The Fort Riley area has been Iwen's home since 2001, and she said it isn't too different from her hometown of Ulen, Minn.
"I grew up in the country in Minnesota, and you could describe it as 'Little House on the Prairie' meets 'Leave it to Beaver,'" Iwen said.
Iwen said she grew up with two sisters and wanted to join the Peace Corps when she graduated from high school.
Instead, Iwen attended Concordia College in Moorehead, Minn., and majored in accounting. After which, in 1988, she began working in banking and finance.
Eventually, her career path led her to a position with Pioneer Services, which is a lender that offers military financial services. It was in this position that Iwen first started getting acquainted with Fort Riley and Soldiers.

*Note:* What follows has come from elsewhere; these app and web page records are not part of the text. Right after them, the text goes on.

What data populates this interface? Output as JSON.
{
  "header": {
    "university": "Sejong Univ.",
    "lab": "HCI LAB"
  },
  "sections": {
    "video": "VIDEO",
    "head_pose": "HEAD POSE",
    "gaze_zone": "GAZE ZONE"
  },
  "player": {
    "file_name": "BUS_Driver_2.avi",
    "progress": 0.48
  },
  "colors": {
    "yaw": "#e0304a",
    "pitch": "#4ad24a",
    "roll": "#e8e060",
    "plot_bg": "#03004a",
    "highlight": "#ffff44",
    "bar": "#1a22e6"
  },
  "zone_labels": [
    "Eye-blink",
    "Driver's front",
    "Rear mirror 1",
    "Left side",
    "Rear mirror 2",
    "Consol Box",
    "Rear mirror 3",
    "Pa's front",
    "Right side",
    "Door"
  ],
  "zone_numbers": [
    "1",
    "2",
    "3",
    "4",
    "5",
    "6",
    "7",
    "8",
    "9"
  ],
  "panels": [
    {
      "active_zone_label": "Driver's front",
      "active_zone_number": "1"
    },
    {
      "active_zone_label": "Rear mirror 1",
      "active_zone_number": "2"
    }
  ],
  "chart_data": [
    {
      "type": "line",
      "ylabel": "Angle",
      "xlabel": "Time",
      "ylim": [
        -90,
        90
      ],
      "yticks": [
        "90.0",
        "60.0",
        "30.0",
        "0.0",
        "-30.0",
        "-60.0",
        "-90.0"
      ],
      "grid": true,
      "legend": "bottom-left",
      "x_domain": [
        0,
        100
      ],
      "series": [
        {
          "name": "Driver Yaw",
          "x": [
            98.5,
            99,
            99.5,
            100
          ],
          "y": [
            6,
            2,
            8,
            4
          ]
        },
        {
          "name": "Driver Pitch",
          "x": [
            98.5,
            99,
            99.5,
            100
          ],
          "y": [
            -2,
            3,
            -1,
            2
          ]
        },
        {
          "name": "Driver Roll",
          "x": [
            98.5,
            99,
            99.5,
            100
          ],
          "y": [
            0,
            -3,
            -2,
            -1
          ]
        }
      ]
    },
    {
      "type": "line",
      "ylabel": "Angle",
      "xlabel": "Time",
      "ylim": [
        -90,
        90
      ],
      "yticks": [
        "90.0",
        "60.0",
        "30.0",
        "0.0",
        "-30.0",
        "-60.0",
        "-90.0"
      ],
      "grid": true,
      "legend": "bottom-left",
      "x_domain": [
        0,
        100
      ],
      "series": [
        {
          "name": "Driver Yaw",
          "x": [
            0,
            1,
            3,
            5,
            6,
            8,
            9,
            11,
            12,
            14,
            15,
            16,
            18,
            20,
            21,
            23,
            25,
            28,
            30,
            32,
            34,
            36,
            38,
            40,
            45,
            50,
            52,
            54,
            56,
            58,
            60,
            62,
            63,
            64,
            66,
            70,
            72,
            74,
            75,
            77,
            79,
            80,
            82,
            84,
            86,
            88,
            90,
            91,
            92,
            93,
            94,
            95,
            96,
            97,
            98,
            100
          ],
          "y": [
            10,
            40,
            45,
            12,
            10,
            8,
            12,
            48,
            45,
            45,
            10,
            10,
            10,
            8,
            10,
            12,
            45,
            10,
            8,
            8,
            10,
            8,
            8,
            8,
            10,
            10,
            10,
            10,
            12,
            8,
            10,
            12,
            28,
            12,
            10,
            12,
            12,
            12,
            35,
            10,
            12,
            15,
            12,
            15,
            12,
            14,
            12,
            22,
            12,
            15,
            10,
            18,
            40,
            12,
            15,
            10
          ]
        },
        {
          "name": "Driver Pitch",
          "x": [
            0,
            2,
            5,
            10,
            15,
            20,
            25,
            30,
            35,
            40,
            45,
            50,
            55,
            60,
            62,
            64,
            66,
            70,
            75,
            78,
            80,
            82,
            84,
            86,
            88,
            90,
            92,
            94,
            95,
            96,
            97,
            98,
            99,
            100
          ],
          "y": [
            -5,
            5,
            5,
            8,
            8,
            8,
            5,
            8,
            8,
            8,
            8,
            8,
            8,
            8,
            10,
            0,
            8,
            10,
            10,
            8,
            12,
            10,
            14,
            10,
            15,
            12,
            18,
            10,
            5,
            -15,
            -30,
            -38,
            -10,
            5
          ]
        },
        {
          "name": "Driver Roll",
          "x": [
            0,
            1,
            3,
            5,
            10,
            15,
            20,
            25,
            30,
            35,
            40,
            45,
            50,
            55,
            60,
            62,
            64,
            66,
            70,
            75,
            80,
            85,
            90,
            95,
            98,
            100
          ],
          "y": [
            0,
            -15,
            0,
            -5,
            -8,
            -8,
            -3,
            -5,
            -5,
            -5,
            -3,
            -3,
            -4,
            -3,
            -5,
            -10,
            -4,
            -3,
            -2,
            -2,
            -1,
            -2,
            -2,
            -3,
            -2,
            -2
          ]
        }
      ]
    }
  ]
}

"I had lived in the Fort Riley area out by the lake since 2001, and the only thing I knew of Fort Riley and the 'Big Red One' was that they were the folks across the road that made my china shake in my china cabinet," she joked. "I just knew they made a lot of noise."
While working for Pioneer, Iwen had the opportunity to work with Fred Davenport and Dick Young, who were both former command sergeants major at Fort Riley.
"They set me up for success, and taught me, you know, the ins and outs of the Army," she said. "They were my mentors."
After a successful career in the Fort Riley area, Iwen was asked to transfer to Fort Hood, Texas. It was at Fort Hood that she became involved with the USO.
Iwen didn't want to leave Fort Riley because it was her comfort zone, she said, and it was home to her. After nine months at Fort Hood, she learned about a position opening at USO Fort Riley, and she was encouraged to apply.
"This is my passion. I love taking care of people; I love taking care of Soldiers," Iwen said.
She learned she had gotten the job the day before her birthday and said it was the best birthday present ever.
"Passion makes you an owner of what you do, rather than a renter," Iwen said.
Being the USO Fort Riley director is her dream job, she added.
"I still pinch myself," she said.